- Install a peep hole viewer in all your doors. Make sure it has wide angle viewing of 180 degrees.
- Use timers on lights and be sure to stagger the pattern of lighting. Light different rooms at different times. Be creative. Get out of the habit of leaving the living room light on, night after night.
- Leaving the TV on in a dark room is an excellent idea. Leave the volume up too. The motion of the lighting will throw thieves off. It is no less safe than using table lamps, and just as cost effective.
- Install exterior lighting. Make sure it is evenly distributed and does not create deep shadows. Poor lighting can be worse than no lighting. Landscaping lights are functional, as well as decorative, if properly spaced and directed.
- Make sure that no bushes or trees obscure windows or doors. Over grown landscaping can provide excellent coverage. If you have basement windows, install glass block windows. They are an excellent, attractive means of securing lower lever windows. Prune bushes at least 18 inches from the ground up.
- Many burglaries occur through second story windows or patios. Make sure that any trellises or trees do not provide access to upper levels.
- Engrave and list all your valuables. Photos are a good idea to keep inventory of property. Video is even better
- If you find your house has been burglarized, DO NOT enter until the police have secured the premises
From the Curb
- Are your house numbers visible from the street for emergency service such as police, fire, and ambulance?
- Does the overall appearance of your home give criminals information about you and your family that would assist them in victimizing you–things such as a full mailbox, outdoor lighting on during the day, or the garage doors open with no cars present?
- Are all fence gates padlocked to make it more difficult for strangers to enter your yard?
- Are your shrubs and trees trimmed to “open up the line of sight” of your home for your neighbors from several directions?

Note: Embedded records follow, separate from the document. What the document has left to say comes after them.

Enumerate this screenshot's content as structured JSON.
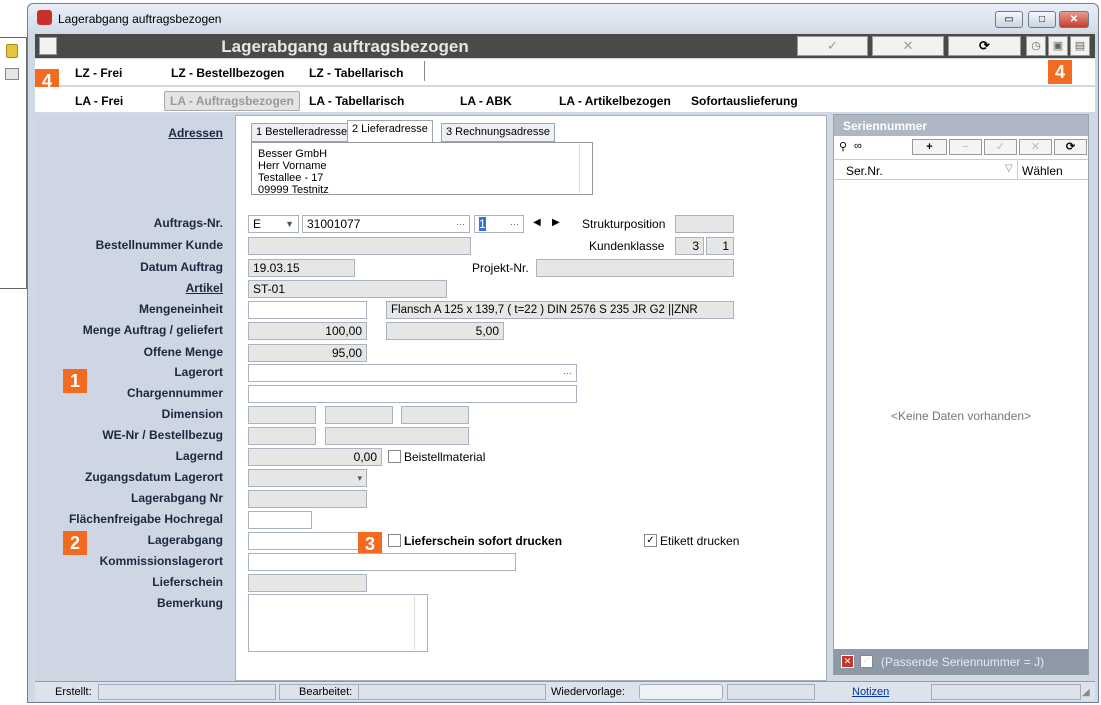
{
  "window": {
    "title": "Lagerabgang auftragsbezogen",
    "min": "▭",
    "max": "□",
    "close": "✕"
  },
  "header": {
    "title": "Lagerabgang auftragsbezogen",
    "buttons": {
      "confirm": "✓",
      "cancel": "✕",
      "refresh": "⟳"
    }
  },
  "badges": {
    "b1": "1",
    "b2": "2",
    "b3": "3",
    "b4": "4"
  },
  "tabs_row1": [
    "LZ - Frei",
    "LZ - Bestellbezogen",
    "LZ - Tabellarisch"
  ],
  "tabs_row2": [
    "LA - Frei",
    "LA - Auftragsbezogen",
    "LA - Tabellarisch",
    "LA - ABK",
    "LA - Artikelbezogen",
    "Sofortauslieferung"
  ],
  "address": {
    "section_label": "Adressen",
    "tabs": [
      "1 Bestelleradresse",
      "2 Lieferadresse",
      "3 Rechnungsadresse"
    ],
    "lines": [
      "Besser GmbH",
      "Herr Vorname",
      "Testallee - 17",
      "09999 Testnitz"
    ]
  },
  "labels": {
    "auftrags_nr": "Auftrags-Nr.",
    "bestellnummer": "Bestellnummer Kunde",
    "datum": "Datum Auftrag",
    "artikel": "Artikel",
    "mengeneinheit": "Mengeneinheit",
    "menge": "Menge Auftrag / geliefert",
    "offene": "Offene Menge",
    "lagerort": "Lagerort",
    "charge": "Chargennummer",
    "dimension": "Dimension",
    "we": "WE-Nr / Bestellbezug",
    "lagernd": "Lagernd",
    "zugang": "Zugangsdatum Lagerort",
    "abgang_nr": "Lagerabgang Nr",
    "flaeche": "Flächenfreigabe Hochregal",
    "lagerabgang": "Lagerabgang",
    "kommission": "Kommissionslagerort",
    "lieferschein": "Lieferschein",
    "bemerkung": "Bemerkung",
    "strukturposition": "Strukturposition",
    "kundenklasse": "Kundenklasse",
    "projekt": "Projekt-Nr."
  },
  "values": {
    "auftrags_typ": "E",
    "auftrags_nr": "31001077",
    "position": "1",
    "kundenklasse_a": "3",
    "kundenklasse_b": "1",
    "datum": "19.03.15",
    "artikel": "ST-01",
    "artikel_text": "Flansch A 125 x 139,7 ( t=22 )   DIN 2576   S 235 JR G2   ||ZNR",
    "menge_auftrag": "100,00",
    "menge_geliefert": "5,00",
    "offene": "95,00",
    "lagernd": "0,00"
  },
  "checks": {
    "beistell": "Beistellmaterial",
    "lieferschein_drucken": "Lieferschein sofort drucken",
    "etikett": "Etikett drucken",
    "etikett_mark": "✓"
  },
  "serial": {
    "title": "Seriennummer",
    "col_sernr": "Ser.Nr.",
    "col_waehlen": "Wählen",
    "empty": "<Keine Daten vorhanden>",
    "footer": "(Passende Seriennummer  = J)",
    "tool": {
      "add": "+",
      "minus": "−",
      "ok": "✓",
      "del": "✕",
      "refresh": "⟳"
    }
  },
  "status": {
    "erstellt": "Erstellt:",
    "bearbeitet": "Bearbeitet:",
    "wiedervorlage": "Wiedervorlage:",
    "notizen": "Notizen"
  }
}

- Are shrubs and trees trimmed to prohibit concealment of an intruder?
- Do you have only decorative lighting such as used in flower beds?
- Do you have only entrance/exit lighting such as front/rear door type lights?
- Do you have true security lighting operated by an electric eye or timer, every night, all night, giving your home a perimeter of light around it?
- Are all external doors either metal, solid wood, solid wood frame, or at least solid core construction?
- Are door frames strong and tight enough to withstand some degree of force?
- Are doors with outside exposed hinges pinned to prevent easy removal from outside?
- Are all external doors equipped with “good” dead bolt locks which have at least a one-inch throw?
- Are the strike plates installed with three-to-four inch screws which are anchored well into the two-by-four inch stud behind the door frame?
- Are glass sliding doors pinned to prevent being forced open? Is the upper track secured with large pan head screws to prevent lifting?
- Are French or double doors fitted with flush bolts at the top and bottom edge of the inactive or secondary door?
- Is there a door leading from the garage to the interior of the home, and if so, is it equally secure as an external door?
- Are wooden windows “pinned” on both sides, from the inside?
- Are aluminum windows fitted with secondary locking devices, easily removed, in case of fire?
- Is shrubbery trimmed away from the outside of the windows to prohibit concealment of an intruder?
- Are overhead garage doors fitted with an interior locking device, blocking the track, as well as an outside locking device?
- Do windows in the garage door prohibit viewing the interior of the garage from the outside by use of curtains or film?
- Is the garage door kept down and locked at all times?
Alarms offer additional security, but should never be substituted for good locks. When considering an alarm, you should have several companies appraise your needs. Insist on a written proposal and a copy of the contract you will need to sign. Before signing, check the company’s reputation through the Better Business Bureau.